I can't help but chime in!

Photoshop has Layer Comps which according to Adobe can be used to create, manage, and view multiple versions of a layout in a single Photoshop file. Perhaps this is the same as "States?"

Also, when you free transform an object in Photoshop (⌘+T) you can, in fact, type in the pixel widths in the top menu. By default it shows %, but you can simply type '200px', for example, and then click the link-looking button to maintain the aspect ratio.

The CSS3 property palette is pretty cool, I'll give you that. Then again, themers should earn their pay, don't you think? :)

Nice post!

Submitted by JD Collier on Fri, 02/10/2012 - 2:14pm

I've used Layer Comps in Photoshop, but all they really do is turn on and off various layers ... there is still no equivalent to pages and states in Photoshop. I wish PSD had it!

Thanks for the pixel sizing tip :) Truthfully, I did forget that one ... can it work with objects that are flat or rasterized?
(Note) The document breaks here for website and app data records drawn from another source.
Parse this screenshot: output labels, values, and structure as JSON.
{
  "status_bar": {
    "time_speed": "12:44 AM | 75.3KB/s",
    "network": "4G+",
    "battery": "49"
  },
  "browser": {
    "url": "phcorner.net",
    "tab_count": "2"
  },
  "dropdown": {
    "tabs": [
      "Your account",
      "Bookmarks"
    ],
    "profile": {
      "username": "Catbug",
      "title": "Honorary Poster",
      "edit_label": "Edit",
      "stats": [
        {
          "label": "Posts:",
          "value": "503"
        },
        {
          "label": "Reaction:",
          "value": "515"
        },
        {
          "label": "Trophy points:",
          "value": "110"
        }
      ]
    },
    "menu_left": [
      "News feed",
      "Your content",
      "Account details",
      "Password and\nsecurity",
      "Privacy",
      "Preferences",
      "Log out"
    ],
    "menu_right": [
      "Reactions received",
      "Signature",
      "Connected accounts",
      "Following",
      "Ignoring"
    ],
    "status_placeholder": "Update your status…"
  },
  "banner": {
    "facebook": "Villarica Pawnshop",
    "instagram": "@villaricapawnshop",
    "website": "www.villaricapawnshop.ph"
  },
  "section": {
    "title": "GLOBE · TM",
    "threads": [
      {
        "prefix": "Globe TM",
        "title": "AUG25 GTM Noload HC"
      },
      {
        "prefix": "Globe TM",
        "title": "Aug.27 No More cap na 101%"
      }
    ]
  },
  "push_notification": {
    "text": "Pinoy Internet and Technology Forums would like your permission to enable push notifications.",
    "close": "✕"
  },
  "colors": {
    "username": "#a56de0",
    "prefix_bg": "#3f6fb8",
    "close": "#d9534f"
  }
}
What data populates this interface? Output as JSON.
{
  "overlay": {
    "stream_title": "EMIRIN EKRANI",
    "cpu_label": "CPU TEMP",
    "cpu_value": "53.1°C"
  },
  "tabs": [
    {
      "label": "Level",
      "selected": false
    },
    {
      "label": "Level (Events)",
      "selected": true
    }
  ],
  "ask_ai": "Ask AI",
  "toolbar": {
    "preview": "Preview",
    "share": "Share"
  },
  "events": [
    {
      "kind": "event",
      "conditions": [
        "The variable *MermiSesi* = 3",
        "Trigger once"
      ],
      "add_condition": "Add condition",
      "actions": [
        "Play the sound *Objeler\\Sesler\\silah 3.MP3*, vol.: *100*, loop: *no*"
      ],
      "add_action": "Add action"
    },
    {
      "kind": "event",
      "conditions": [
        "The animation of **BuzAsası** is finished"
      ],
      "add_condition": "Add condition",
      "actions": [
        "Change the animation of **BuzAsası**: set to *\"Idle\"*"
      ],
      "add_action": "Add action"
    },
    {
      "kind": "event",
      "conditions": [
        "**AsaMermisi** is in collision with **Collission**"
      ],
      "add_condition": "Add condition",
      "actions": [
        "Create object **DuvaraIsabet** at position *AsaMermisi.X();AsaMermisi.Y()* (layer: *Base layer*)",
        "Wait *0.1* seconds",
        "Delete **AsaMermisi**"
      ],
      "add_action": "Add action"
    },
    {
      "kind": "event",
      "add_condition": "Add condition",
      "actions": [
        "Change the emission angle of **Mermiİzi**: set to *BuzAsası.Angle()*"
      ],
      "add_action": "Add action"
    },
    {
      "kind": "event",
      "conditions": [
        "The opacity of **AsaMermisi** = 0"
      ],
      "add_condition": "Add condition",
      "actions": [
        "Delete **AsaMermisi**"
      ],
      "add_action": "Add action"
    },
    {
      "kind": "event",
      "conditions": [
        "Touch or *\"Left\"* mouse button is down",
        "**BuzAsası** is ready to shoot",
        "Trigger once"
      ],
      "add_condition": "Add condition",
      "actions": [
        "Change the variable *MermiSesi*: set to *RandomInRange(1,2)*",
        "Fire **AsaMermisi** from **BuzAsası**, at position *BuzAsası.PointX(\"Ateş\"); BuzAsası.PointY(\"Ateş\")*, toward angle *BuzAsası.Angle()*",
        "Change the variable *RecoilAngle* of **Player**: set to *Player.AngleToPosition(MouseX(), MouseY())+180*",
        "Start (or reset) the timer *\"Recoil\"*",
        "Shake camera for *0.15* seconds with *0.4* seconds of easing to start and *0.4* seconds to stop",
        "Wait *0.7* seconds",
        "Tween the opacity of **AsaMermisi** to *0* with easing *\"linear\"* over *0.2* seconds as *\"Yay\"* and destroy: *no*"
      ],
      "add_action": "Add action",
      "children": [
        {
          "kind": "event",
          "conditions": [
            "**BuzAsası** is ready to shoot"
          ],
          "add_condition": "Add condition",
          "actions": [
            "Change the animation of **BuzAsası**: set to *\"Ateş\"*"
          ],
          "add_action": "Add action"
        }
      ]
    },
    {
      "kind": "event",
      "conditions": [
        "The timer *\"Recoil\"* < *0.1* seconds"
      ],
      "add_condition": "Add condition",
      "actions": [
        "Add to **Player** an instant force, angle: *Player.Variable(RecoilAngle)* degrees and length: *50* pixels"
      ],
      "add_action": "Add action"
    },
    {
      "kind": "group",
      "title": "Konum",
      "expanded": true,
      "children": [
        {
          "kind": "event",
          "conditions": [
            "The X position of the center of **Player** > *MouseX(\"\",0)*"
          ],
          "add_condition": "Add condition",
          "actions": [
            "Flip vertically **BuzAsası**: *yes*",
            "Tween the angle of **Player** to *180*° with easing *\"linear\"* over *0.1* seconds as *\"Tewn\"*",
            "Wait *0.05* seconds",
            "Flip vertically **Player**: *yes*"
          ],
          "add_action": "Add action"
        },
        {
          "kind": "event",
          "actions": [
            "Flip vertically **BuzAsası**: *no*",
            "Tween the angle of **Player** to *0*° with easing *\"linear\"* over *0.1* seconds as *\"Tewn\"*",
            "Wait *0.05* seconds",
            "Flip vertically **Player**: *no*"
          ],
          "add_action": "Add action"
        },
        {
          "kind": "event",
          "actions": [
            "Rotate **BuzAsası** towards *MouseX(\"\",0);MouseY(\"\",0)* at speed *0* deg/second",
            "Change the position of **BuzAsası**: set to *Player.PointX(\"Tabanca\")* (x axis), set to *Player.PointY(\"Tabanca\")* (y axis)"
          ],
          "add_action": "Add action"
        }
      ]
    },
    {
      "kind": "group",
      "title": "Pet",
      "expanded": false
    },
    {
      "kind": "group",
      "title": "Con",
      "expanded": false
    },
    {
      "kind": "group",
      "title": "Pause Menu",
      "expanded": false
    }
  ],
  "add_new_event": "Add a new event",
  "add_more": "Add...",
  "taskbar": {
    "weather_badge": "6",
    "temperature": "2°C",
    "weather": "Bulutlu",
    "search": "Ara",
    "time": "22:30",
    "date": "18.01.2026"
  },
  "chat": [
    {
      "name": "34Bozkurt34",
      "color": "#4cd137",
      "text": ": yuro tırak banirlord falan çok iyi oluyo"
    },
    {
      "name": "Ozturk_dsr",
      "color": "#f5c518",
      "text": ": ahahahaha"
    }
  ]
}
I've liked that Fireworks can resize anything in the property palette.

Submitted by Kevin Lamping on Fri, 04/20/2012 - 6:00pm

Another nice thing about Fireworks is that it lets you save alpha transparency even for PNG-8 format.